• Drug-drug interactions: Potentially significant interactions may exist, requiring dose or frequency adjustment, additional monitoring, and/or selection of alternative therapy. Consult drug interactions database for more detailed information.
• Appropriate use: Not indicated for chronic kidney disease (CKD) patients not receiving dialysis. In the U.S., the long-term safety and efficacy of cinacalcet has not been evaluated in CKD patients with hyperparathyroidism not requiring dialysis. Although possibly related to lower baseline calcium levels, clinical studies have shown an increased incidence of hypocalcemia (<8.4 mg/dL) in patients not requiring dialysis.
Monitor for signs/symptoms of hypocalcemia. Monitor serum calcium and iPTH concentrations closely in patients on concurrent CYP3A4 inhibitors, with hepatic impairment or with seizure disorders.
Hyperparathyroidism, secondary: Serum calcium and phosphorus levels prior to initiation and within a week of initiation and frequently during dose titration; iPTH should be measured 1 to 4 weeks after initiation or dosage adjustment (wait at least 12 hours after dose before drawing iPTH levels). After the maintenance dose is established, obtain serum calcium levels monthly.
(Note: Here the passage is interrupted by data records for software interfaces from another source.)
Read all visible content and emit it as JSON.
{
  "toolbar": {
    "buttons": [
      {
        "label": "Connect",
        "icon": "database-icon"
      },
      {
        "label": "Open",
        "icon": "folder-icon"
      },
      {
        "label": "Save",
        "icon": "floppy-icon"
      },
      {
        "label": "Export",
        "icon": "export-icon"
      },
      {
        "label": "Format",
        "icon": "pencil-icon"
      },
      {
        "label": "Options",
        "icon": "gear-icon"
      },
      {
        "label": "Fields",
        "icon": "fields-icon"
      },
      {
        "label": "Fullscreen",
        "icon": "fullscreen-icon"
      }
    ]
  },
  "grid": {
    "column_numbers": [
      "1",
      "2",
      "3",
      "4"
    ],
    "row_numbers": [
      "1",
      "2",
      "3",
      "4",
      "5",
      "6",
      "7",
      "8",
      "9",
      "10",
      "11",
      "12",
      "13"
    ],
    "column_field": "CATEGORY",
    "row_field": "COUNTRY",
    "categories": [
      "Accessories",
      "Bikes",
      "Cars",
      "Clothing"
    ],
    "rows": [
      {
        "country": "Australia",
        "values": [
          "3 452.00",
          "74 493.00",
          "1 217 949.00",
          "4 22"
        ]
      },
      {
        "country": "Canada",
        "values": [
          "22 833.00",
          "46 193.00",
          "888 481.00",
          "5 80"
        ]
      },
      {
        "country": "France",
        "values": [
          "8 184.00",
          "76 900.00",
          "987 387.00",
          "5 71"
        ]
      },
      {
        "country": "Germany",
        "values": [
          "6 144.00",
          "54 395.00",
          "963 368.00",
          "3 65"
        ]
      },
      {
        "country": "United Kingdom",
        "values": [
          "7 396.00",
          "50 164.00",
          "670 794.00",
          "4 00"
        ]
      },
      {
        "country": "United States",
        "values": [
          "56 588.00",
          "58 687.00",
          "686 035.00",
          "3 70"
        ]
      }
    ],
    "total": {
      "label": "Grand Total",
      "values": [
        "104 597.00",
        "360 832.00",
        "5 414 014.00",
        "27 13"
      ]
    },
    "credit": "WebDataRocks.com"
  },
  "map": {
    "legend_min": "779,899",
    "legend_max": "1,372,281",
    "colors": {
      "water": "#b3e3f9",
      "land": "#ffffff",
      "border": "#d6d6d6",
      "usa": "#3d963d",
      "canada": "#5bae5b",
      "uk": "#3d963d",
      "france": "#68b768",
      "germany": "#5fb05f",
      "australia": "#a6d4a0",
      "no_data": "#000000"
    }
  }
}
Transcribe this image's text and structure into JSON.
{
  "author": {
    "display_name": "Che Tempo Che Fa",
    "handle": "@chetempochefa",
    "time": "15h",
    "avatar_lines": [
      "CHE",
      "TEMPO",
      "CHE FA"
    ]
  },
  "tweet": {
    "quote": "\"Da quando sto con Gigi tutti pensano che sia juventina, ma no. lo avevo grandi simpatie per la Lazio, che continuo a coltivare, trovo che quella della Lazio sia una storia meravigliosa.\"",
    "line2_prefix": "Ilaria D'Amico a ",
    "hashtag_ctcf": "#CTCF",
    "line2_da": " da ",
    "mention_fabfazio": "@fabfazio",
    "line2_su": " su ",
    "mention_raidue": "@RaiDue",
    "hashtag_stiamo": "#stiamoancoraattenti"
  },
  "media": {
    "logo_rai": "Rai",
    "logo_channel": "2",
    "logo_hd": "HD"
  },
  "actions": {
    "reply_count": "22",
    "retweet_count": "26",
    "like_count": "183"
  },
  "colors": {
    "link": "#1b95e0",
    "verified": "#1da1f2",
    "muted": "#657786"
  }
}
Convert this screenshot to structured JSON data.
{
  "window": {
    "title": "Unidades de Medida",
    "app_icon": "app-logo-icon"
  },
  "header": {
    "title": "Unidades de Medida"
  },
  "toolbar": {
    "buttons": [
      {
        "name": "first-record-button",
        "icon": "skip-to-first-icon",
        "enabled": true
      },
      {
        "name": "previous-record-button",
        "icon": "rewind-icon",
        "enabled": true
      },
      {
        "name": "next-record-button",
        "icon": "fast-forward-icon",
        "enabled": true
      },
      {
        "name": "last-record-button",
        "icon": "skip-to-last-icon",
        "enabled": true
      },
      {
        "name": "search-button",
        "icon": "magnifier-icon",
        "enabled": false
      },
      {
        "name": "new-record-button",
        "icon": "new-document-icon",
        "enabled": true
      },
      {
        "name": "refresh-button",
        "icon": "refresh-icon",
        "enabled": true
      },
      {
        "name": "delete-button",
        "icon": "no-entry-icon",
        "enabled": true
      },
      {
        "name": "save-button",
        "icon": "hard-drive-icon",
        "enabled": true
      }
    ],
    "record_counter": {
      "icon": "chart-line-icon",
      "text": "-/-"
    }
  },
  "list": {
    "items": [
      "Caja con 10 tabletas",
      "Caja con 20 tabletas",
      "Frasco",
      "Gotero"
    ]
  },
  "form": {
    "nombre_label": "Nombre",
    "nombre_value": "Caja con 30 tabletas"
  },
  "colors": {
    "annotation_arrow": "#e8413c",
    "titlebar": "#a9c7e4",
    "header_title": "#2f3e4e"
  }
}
Parathyroid carcinoma and hyperparathyroidism, primary: Serum calcium levels prior to initiation and within a week of initiation or dosage adjustment; once maintenance dose is established, obtain serum calcium every 2 months.
Pregnancy Risk Factor
Adverse events have been observed in animal reproduction studies. Women who become pregnant during cinacalcet treatment are encouraged to enroll in Amgen’s Pregnancy Surveillance Program (1-800-772-6436).
• Discuss specific use of drug and side effects with patient as it relates to treatment. (HCAHPS: During this hospital stay, were you given any medicine that you had not taken before? Before giving you any new medicine, how often did hospital staff tell you what the medicine was for? How often did hospital staff describe possible side effects in a way you could understand?)
• Patient may experience constipation, diarrhea, or lack of appetite. Have patient report immediately to prescriber signs of low calcium (muscle cramps or spasms, numbness and tingling, or seizures), angina, severe nausea, severe vomiting, depression, arrhythmia, joint pain, muscle pain, severe headache, severe dizziness, passing out, shortness of breath, excessive weight gain, swelling of arms of legs, bone pain, thirsty, severe loss of strength and energy, or dry mouth (HCAHPS).
• Educate patient about signs of a significant reaction (eg, wheezing; chest tightness; fever; itching; bad cough; blue skin color; seizures; or swelling of face, lips, tongue, or throat). Note: This is not a comprehensive list of all side effects. Patient should consult prescriber for additional questions.
Intended Use and Disclaimer: Should not be printed and given to patients. This information is intended to serve as a concise initial reference for healthcare professionals to use when discussing medications with a patient. You must ultimately rely on your own discretion, experience and judgment in diagnosing, treating and advising patients.
More about cinacalcet
- Other brands: Sensipar